* TRY IT
Nothing in the entries should be altered. Write them out in full.

== Segment start ==

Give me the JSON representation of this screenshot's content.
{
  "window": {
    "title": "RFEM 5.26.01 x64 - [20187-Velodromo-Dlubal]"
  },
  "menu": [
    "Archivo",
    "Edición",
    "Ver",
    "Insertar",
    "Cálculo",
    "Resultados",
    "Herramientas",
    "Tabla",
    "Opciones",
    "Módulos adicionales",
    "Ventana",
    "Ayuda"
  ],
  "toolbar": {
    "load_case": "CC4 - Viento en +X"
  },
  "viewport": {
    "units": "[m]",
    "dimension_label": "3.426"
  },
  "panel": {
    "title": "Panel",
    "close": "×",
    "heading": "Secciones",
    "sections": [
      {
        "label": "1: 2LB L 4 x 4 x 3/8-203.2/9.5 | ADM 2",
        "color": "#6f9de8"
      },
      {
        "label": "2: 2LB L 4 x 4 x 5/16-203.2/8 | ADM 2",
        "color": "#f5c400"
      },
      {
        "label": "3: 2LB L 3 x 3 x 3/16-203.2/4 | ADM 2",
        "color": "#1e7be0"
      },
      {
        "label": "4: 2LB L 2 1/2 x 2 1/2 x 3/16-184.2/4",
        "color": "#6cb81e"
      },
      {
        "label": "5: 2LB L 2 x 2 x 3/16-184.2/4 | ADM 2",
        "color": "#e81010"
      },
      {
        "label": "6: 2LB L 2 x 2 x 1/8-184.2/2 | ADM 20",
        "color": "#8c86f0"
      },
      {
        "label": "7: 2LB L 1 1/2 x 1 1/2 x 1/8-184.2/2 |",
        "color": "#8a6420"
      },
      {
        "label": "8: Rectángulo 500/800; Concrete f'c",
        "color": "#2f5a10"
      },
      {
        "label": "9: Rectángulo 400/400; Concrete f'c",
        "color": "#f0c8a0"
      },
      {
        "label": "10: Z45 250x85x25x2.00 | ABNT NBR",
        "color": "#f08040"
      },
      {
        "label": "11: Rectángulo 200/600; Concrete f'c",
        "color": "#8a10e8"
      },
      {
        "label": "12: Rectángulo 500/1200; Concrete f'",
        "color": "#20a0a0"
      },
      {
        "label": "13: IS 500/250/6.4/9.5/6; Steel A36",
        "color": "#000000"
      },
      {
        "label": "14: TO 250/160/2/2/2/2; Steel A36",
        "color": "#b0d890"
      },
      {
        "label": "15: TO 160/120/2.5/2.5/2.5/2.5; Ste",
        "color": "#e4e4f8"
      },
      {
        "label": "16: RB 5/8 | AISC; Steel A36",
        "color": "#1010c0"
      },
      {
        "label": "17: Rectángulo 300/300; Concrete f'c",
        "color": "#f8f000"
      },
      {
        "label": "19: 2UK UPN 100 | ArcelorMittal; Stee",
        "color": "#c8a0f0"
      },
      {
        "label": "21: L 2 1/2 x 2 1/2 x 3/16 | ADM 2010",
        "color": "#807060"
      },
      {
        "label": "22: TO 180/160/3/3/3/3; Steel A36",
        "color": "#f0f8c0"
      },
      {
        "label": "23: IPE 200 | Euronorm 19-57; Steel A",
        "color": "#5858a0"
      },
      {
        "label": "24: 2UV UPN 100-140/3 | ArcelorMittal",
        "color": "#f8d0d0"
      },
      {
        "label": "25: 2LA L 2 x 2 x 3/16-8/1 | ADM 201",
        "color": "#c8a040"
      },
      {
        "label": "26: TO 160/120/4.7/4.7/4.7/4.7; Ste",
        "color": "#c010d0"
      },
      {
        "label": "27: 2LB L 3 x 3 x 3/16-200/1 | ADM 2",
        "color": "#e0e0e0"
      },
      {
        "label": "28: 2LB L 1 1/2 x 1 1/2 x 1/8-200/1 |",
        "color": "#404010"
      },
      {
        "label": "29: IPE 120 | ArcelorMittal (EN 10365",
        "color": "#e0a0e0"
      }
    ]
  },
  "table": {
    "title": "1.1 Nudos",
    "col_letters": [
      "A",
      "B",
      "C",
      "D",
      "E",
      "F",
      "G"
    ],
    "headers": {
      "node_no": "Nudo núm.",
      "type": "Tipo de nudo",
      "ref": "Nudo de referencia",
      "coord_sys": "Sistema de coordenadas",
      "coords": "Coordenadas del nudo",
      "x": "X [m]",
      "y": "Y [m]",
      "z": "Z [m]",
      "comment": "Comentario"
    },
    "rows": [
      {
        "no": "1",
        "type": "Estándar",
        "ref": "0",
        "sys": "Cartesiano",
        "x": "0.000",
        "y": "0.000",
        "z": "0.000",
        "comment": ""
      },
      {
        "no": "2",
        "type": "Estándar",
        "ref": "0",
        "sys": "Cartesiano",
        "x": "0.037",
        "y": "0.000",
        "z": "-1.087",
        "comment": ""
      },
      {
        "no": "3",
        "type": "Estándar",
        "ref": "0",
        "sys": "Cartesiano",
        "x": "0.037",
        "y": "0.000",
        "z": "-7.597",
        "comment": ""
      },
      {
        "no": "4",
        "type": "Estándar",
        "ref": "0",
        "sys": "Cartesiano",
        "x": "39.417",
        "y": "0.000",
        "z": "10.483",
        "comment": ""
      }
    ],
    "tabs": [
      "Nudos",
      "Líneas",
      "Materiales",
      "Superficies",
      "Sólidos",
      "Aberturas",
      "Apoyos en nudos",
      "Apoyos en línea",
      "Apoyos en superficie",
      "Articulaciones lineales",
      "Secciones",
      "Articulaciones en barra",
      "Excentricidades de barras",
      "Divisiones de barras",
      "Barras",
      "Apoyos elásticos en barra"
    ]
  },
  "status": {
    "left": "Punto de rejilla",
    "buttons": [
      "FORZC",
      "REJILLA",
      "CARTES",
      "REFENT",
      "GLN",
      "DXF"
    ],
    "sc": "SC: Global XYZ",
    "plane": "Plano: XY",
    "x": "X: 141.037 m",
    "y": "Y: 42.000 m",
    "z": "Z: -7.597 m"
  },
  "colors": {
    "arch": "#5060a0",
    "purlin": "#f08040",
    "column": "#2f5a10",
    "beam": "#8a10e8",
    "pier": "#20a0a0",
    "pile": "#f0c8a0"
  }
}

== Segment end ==

* REPLY
Give me the JSON representation of this screenshot's content.
{
  "window": {
    "title": "RFEM 5.26.01 x64 - [20187-Velodromo-Dlubal]"
  },
  "menu": [
    "Archivo",
    "Edición",
    "Ver",
    "Insertar",
    "Cálculo",
    "Resultados",
    "Herramientas",
    "Tabla",
    "Opciones",
    "Módulos adicionales",
    "Ventana",
    "Ayuda"
  ],
  "toolbar": {
    "load_case": "CC4 - Viento en +X"
  },
  "viewport": {
    "units": "[m]",
    "dimension_label": "3.426"
  },
  "panel": {
    "title": "Panel",
    "close": "×",
    "heading": "Secciones",
    "sections": [
      {
        "label": "1: 2LB L 4 x 4 x 3/8-203.2/9.5 | ADM 2",
        "color": "#6f9de8"
      },
      {
        "label": "2: 2LB L 4 x 4 x 5/16-203.2/8 | ADM 2",
        "color": "#f5c400"
      },
      {
        "label": "3: 2LB L 3 x 3 x 3/16-203.2/4 | ADM 2",
        "color": "#1e7be0"
      },
      {
        "label": "4: 2LB L 2 1/2 x 2 1/2 x 3/16-184.2/4",
        "color": "#6cb81e"
      },
      {
        "label": "5: 2LB L 2 x 2 x 3/16-184.2/4 | ADM 2",
        "color": "#e81010"
      },
      {
        "label": "6: 2LB L 2 x 2 x 1/8-184.2/2 | ADM 20",
        "color": "#8c86f0"
      },
      {
        "label": "7: 2LB L 1 1/2 x 1 1/2 x 1/8-184.2/2 |",
        "color": "#8a6420"
      },
      {
        "label": "8: Rectángulo 500/800; Concrete f'c",
        "color": "#2f5a10"
      },
      {
        "label": "9: Rectángulo 400/400; Concrete f'c",
        "color": "#f0c8a0"
      },
      {
        "label": "10: Z45 250x85x25x2.00 | ABNT NBR",
        "color": "#f08040"
      },
      {
        "label": "11: Rectángulo 200/600; Concrete f'c",
        "color": "#8a10e8"
      },
      {
        "label": "12: Rectángulo 500/1200; Concrete f'",
        "color": "#20a0a0"
      },
      {
        "label": "13: IS 500/250/6.4/9.5/6; Steel A36",
        "color": "#000000"
      },
      {
        "label": "14: TO 250/160/2/2/2/2; Steel A36",
        "color": "#b0d890"
      },
      {
        "label": "15: TO 160/120/2.5/2.5/2.5/2.5; Ste",
        "color": "#e4e4f8"
      },
      {
        "label": "16: RB 5/8 | AISC; Steel A36",
        "color": "#1010c0"
      },
      {
        "label": "17: Rectángulo 300/300; Concrete f'c",
        "color": "#f8f000"
      },
      {
        "label": "19: 2UK UPN 100 | ArcelorMittal; Stee",
        "color": "#c8a0f0"
      },
      {
        "label": "21: L 2 1/2 x 2 1/2 x 3/16 | ADM 2010",
        "color": "#807060"
      },
      {
        "label": "22: TO 180/160/3/3/3/3; Steel A36",
        "color": "#f0f8c0"
      },
      {
        "label": "23: IPE 200 | Euronorm 19-57; Steel A",
        "color": "#5858a0"
      },
      {
        "label": "24: 2UV UPN 100-140/3 | ArcelorMittal",
        "color": "#f8d0d0"
      },
      {
        "label": "25: 2LA L 2 x 2 x 3/16-8/1 | ADM 201",
        "color": "#c8a040"
      },
      {
        "label": "26: TO 160/120/4.7/4.7/4.7/4.7; Ste",
        "color": "#c010d0"
      },
      {
        "label": "27: 2LB L 3 x 3 x 3/16-200/1 | ADM 2",
        "color": "#e0e0e0"
      },
      {
        "label": "28: 2LB L 1 1/2 x 1 1/2 x 1/8-200/1 |",
        "color": "#404010"
      },
      {
        "label": "29: IPE 120 | ArcelorMittal (EN 10365",
        "color": "#e0a0e0"
      }
    ]
  },
  "table": {
    "title": "1.1 Nudos",
    "col_letters": [
      "A",
      "B",
      "C",
      "D",
      "E",
      "F",
      "G"
    ],
    "headers": {
      "node_no": "Nudo núm.",
      "type": "Tipo de nudo",
      "ref": "Nudo de referencia",
      "coord_sys": "Sistema de coordenadas",
      "coords": "Coordenadas del nudo",
      "x": "X [m]",
      "y": "Y [m]",
      "z": "Z [m]",
      "comment": "Comentario"
    },
    "rows": [
      {
        "no": "1",
        "type": "Estándar",
        "ref": "0",
        "sys": "Cartesiano",
        "x": "0.000",
        "y": "0.000",
        "z": "0.000",
        "comment": ""
      },
      {
        "no": "2",
        "type": "Estándar",
        "ref": "0",
        "sys": "Cartesiano",
        "x": "0.037",
        "y": "0.000",
        "z": "-1.087",
        "comment": ""
      },
      {
        "no": "3",
        "type": "Estándar",
        "ref": "0",
        "sys": "Cartesiano",
        "x": "0.037",
        "y": "0.000",
        "z": "-7.597",
        "comment": ""
      },
      {
        "no": "4",
        "type": "Estándar",
        "ref": "0",
        "sys": "Cartesiano",
        "x": "39.417",
        "y": "0.000",
        "z": "10.483",
        "comment": ""
      }
    ],
    "tabs": [
      "Nudos",
      "Líneas",
      "Materiales",
      "Superficies",
      "Sólidos",
      "Aberturas",
      "Apoyos en nudos",
      "Apoyos en línea",
      "Apoyos en superficie",
      "Articulaciones lineales",
      "Secciones",
      "Articulaciones en barra",
      "Excentricidades de barras",
      "Divisiones de barras",
      "Barras",
      "Apoyos elásticos en barra"
    ]
  },
  "status": {
    "left": "Punto de rejilla",
    "buttons": [
      "FORZC",
      "REJILLA",
      "CARTES",
      "REFENT",
      "GLN",
      "DXF"
    ],
    "sc": "SC: Global XYZ",
    "plane": "Plano: XY",
    "x": "X: 141.037 m",
    "y": "Y: 42.000 m",
    "z": "Z: -7.597 m"
  },
  "colors": {
    "arch": "#5060a0",
    "purlin": "#f08040",
    "column": "#2f5a10",
    "beam": "#8a10e8",
    "pier": "#20a0a0",
    "pile": "#f0c8a0"
  }
}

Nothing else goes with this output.